“You’ve got more than you need and the whole idea of the transfer station was the fact that they can take it somewhere where it was cheaper and that would offset some of the operating difference,” Back said. “Especially if we have a major surplus in a fund that we currently have three quarters of a use for. The economy is not that good still for a lot of people so why drive a number up just to drive a number up. We can put CPI in if there’s not a reason.”
Councilman Wayne Winkler disagreed and suggested that the vehicle reserve funds need to be kept as is because the town never knows what’s going to happen with things changing constantly.
“Three of us agreed that we didn’t want to drive down to zero before we do anything and keep what’s in the reserve especially if there’s a purpose for it,” Mayor Roy G. Hale said. “We’ve had problems in the past where we if we waited without doing that, then we’ve had to make a major increase in the fund rather than smaller increases as you go along.”
“Previously the council had agreed to a small increase in this fund to cover increased costs due to inflation. Because this fund has a fund balance before add- ing the proposed increase, the majority of the council opted to not add the small increase and keep the quarterly charges the same as the current year. Some of the council members were a little more conservative and wanted to add the inflation adjustment,” Hale said.
In the end, after a 3-2 consensus, the council asked that the budget be presented with no increase to sanitation rates for the next fiscal year.
The council also discussed evaluating methods to gain cost efficiency in vehicle purchases. While it is still being explored, the budget will continue with the current vehicle reserve funding process.

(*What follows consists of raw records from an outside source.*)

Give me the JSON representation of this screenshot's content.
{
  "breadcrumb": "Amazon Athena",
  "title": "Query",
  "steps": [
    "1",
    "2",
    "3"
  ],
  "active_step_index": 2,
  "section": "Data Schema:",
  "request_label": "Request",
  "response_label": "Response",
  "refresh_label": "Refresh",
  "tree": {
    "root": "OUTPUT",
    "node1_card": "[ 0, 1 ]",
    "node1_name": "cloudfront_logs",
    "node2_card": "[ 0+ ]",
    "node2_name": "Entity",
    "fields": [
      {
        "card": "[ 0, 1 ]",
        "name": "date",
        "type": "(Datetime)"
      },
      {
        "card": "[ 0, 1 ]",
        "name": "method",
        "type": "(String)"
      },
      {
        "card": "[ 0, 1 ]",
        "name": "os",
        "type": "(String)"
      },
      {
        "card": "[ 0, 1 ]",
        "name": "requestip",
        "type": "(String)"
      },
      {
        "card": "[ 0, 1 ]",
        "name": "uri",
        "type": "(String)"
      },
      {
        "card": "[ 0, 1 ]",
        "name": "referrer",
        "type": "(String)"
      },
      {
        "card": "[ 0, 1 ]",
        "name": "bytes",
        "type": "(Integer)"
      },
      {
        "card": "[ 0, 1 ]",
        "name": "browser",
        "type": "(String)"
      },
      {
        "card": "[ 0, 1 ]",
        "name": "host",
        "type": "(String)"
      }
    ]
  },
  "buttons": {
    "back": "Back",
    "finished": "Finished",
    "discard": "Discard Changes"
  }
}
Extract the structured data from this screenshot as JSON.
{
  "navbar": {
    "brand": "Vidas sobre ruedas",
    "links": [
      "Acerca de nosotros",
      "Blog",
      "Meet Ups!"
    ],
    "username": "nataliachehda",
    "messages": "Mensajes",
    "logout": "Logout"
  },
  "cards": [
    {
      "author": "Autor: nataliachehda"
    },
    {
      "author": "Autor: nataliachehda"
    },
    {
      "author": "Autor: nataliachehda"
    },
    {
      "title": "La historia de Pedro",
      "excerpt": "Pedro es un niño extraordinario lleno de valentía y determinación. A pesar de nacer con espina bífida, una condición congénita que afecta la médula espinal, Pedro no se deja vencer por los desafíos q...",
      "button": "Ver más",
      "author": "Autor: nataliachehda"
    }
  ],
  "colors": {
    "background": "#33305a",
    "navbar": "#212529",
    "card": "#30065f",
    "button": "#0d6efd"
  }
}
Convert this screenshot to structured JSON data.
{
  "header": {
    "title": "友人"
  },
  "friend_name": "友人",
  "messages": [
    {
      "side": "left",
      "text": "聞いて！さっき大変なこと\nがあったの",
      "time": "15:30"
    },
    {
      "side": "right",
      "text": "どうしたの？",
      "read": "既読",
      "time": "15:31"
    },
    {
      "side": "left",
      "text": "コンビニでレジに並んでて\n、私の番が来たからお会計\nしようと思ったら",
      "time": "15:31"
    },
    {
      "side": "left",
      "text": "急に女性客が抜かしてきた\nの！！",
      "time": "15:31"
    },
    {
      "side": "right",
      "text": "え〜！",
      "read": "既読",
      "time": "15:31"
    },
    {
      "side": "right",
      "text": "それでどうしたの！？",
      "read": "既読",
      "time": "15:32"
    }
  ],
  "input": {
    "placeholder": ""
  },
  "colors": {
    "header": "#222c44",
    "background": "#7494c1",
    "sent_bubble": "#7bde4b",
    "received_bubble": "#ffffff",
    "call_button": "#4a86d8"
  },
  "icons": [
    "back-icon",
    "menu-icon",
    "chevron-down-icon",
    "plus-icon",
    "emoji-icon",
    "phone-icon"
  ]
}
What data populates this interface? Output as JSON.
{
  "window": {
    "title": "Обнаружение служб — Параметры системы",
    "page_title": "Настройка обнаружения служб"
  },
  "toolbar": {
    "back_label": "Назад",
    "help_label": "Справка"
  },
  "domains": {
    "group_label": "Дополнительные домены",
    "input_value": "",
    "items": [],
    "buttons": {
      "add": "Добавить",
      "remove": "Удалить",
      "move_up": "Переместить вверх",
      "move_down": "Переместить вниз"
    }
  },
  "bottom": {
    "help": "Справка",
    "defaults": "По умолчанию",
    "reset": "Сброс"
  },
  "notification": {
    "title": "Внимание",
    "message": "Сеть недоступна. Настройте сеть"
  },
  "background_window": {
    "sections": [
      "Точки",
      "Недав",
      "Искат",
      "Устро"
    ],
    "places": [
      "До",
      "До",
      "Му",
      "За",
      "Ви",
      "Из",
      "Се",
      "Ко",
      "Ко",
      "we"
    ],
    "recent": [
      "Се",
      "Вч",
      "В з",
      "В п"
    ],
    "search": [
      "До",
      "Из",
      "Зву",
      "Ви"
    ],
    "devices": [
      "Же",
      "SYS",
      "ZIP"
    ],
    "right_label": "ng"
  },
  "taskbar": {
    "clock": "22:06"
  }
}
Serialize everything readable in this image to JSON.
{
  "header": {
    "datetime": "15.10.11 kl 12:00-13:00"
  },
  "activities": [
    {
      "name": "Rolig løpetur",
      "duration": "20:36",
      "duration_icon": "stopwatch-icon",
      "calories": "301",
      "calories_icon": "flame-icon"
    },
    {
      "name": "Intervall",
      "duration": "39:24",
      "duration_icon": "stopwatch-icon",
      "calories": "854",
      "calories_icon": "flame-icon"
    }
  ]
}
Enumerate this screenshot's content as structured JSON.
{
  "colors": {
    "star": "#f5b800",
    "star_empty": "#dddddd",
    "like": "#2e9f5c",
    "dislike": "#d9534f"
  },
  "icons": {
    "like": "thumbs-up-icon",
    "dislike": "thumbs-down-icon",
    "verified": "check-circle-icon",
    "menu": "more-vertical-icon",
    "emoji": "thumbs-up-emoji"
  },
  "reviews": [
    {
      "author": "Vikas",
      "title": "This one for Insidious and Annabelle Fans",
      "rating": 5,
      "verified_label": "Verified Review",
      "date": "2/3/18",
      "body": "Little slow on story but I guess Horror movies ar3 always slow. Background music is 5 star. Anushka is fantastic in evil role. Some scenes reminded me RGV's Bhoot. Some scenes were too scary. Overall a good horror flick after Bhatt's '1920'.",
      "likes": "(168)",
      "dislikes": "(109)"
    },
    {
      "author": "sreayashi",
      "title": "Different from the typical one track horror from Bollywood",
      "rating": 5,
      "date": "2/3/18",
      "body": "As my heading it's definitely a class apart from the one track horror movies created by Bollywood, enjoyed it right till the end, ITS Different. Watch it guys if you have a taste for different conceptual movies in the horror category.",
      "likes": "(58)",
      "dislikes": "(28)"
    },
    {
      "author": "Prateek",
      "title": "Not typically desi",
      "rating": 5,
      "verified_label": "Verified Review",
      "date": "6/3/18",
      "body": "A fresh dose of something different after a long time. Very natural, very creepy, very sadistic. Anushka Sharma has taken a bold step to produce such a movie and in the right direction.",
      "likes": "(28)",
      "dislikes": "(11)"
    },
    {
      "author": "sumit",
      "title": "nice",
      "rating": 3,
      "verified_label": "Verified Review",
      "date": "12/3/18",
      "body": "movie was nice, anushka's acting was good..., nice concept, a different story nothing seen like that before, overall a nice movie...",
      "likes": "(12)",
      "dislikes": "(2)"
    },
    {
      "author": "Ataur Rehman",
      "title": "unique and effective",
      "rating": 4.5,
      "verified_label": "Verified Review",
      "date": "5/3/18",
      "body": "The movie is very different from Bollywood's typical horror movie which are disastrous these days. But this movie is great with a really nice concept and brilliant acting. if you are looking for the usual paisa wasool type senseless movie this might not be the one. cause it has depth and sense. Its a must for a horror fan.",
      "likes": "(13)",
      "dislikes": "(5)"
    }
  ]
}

Mears said the proposed FY2017 budget will be finalized for public presentation next Tuesday. After Tuesday’s public hearing, the council will have a work session to review the public comment received and the budget ordinance will be considered the following Tuesday.